So, one night it could be a promoter's dance club, where the lights are colorful and moody, spirits flow and the music is so loud it rattles Mixx's four chandeliers, shakes pool balls at the tables in back and causes bottles and glasses to float across the DJ's table.
The DJ, aka Hallstrom, rates Mixx high among other local clubs he has played, including the larger The Depot. "Mixx is more intimate, and it was easier to get the crowd going at this party. I would love to play there again."
Vocalist Krista Richards, who sang at the Halloween party backed by StoneBridge's music, also liked the venue's layout and those chandeliers. "It seemed to me no matter where you were in the club you could see the stage."
Dance club one night, and the next day Mixx might be brightly lit and filled with family and friends celebrating in a comparatively sedate manner during a Latina teen's quinceañera.
If Mixx were a glass slipper, it might fit many feet, like those of GreenSmartLiving's owner Adrian Chiaramonte, who booked the club for a StoneBridge show. He liked the club's "great underground vibe, with a nice layout that's good for the dancing crowd," he said, adding that Mixx's drinks are "super well priced."
Edgar said everyone under the sun is discovering Mixx, including a burner group that hosts a band called Jellyfish and, on another night, a group of sketch artists who use live models dressed in cabaret outfits.
"It's kind of its own unique thing, depending on who is renting it out and what their vision is," Edgar said. "There are so many different people out there."
A nightlife venue with many moods
Mixx, which is defined by law as a "reception center," is at 615 W. 100 South, Salt Lake City.
Info • Call 801-575-6499 to book an event and visit www.getmixxed.com or www.facebook.com/Mixxslc for information and event dates/times.
More • During daytime hours, it might cost as little as $500 to lease the building.
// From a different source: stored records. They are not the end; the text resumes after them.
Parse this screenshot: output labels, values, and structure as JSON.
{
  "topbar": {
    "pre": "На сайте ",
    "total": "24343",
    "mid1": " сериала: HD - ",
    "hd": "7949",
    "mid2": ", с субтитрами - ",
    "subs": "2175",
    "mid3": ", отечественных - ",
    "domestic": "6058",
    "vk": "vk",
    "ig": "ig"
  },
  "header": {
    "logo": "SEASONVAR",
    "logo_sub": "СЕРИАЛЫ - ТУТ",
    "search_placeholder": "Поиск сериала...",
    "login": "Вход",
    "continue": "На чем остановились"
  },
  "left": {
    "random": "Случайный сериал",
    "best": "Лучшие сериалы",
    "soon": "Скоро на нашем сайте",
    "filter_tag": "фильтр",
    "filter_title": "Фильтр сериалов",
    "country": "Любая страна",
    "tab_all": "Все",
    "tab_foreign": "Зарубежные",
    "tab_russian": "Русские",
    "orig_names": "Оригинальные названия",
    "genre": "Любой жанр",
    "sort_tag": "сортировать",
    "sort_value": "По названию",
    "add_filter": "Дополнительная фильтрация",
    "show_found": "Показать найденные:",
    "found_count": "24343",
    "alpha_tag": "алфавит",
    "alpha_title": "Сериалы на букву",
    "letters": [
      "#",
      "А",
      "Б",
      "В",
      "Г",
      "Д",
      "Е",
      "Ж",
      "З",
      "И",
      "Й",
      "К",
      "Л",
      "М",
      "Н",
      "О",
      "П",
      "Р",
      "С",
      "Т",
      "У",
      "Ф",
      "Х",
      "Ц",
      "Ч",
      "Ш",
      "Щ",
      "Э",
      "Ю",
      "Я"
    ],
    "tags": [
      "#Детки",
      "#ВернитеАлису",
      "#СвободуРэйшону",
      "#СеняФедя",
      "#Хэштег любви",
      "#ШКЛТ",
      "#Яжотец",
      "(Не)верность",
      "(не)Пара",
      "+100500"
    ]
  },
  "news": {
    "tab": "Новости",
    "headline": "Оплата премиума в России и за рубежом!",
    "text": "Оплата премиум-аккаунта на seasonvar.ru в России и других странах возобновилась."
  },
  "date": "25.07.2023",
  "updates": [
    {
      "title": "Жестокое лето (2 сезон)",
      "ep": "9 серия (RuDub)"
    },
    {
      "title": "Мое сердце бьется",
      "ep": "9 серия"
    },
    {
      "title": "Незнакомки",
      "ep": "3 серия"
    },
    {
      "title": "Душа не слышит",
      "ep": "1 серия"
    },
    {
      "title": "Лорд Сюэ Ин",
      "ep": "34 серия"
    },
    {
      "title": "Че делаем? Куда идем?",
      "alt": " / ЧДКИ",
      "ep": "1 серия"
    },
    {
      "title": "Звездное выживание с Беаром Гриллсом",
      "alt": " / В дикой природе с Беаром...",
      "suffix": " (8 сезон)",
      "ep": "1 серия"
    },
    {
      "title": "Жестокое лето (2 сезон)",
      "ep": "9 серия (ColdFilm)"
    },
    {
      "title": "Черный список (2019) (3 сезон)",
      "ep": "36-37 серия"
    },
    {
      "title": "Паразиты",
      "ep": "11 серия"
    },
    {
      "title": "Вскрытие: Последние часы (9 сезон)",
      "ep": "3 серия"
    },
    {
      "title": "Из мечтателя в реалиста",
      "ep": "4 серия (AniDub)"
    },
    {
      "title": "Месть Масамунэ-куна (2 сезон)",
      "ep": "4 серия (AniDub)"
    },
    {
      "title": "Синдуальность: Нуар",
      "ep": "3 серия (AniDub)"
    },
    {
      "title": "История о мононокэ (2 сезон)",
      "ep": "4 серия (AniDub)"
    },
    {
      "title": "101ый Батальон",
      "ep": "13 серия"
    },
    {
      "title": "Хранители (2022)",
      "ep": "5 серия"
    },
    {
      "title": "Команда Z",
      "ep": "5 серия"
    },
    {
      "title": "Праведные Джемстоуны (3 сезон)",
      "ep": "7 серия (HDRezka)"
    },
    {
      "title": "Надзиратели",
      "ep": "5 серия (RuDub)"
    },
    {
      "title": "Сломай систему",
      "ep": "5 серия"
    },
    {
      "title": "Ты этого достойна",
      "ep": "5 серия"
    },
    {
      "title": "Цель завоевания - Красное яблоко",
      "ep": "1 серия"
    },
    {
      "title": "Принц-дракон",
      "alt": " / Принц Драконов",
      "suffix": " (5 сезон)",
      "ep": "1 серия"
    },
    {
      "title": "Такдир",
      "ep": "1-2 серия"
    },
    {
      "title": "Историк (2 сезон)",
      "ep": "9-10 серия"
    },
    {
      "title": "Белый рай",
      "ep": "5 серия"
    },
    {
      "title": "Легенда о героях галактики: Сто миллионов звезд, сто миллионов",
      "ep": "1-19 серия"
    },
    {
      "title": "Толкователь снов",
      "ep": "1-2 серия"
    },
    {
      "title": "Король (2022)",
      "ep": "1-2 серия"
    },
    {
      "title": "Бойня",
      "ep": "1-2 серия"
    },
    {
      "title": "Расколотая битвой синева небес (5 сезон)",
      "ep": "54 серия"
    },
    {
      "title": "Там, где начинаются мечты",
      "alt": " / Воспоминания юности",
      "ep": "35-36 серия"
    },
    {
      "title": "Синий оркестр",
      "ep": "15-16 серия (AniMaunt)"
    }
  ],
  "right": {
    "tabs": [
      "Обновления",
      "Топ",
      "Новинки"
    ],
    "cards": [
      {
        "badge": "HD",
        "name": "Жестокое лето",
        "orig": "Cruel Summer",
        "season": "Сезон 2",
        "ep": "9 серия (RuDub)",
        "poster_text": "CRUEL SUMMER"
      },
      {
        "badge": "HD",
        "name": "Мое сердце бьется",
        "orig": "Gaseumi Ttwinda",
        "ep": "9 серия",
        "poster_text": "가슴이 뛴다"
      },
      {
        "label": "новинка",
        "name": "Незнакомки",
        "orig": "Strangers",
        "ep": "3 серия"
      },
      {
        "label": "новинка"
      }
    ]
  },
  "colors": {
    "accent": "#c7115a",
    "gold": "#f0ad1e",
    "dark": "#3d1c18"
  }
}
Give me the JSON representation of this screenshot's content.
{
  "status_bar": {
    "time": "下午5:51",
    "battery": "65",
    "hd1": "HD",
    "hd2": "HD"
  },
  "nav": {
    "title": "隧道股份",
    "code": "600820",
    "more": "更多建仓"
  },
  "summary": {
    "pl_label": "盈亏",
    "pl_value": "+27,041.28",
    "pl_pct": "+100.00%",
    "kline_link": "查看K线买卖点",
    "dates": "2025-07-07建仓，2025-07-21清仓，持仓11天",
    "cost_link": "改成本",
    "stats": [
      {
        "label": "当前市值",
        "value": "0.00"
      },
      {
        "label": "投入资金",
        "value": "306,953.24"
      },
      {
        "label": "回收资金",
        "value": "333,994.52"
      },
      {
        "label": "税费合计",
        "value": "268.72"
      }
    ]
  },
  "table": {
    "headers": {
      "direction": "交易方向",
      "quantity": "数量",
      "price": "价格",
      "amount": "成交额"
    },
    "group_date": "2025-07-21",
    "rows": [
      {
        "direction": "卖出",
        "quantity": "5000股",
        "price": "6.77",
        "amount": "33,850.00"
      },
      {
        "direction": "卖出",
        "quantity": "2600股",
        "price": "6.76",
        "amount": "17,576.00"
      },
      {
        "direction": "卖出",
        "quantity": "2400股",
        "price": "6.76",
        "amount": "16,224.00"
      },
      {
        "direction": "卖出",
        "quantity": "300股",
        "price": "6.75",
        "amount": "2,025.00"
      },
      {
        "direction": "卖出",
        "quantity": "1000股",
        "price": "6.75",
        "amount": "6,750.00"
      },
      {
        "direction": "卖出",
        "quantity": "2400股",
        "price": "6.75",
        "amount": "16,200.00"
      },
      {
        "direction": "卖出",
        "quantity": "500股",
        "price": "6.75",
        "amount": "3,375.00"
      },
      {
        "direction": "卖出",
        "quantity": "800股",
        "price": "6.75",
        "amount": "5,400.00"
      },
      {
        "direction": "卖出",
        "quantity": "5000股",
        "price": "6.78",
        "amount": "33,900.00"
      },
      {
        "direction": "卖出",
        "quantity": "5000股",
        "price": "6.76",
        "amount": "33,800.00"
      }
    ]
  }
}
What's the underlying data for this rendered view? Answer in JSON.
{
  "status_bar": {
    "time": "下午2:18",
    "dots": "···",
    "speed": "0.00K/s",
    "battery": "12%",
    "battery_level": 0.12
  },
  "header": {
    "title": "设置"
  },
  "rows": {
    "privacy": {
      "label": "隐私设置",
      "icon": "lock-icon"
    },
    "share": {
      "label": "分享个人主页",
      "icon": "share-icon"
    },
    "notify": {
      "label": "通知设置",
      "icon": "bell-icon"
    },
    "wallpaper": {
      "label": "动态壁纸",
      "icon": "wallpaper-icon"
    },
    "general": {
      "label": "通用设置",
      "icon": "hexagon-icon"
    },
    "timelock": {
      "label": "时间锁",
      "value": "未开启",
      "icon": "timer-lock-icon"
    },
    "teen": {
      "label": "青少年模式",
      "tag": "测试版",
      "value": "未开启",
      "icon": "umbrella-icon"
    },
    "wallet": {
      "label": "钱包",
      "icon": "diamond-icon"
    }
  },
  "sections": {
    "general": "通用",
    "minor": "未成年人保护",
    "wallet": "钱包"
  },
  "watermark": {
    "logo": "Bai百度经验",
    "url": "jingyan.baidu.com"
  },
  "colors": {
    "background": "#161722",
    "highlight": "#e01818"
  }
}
The work of Mixx's chef is available for an additional fee.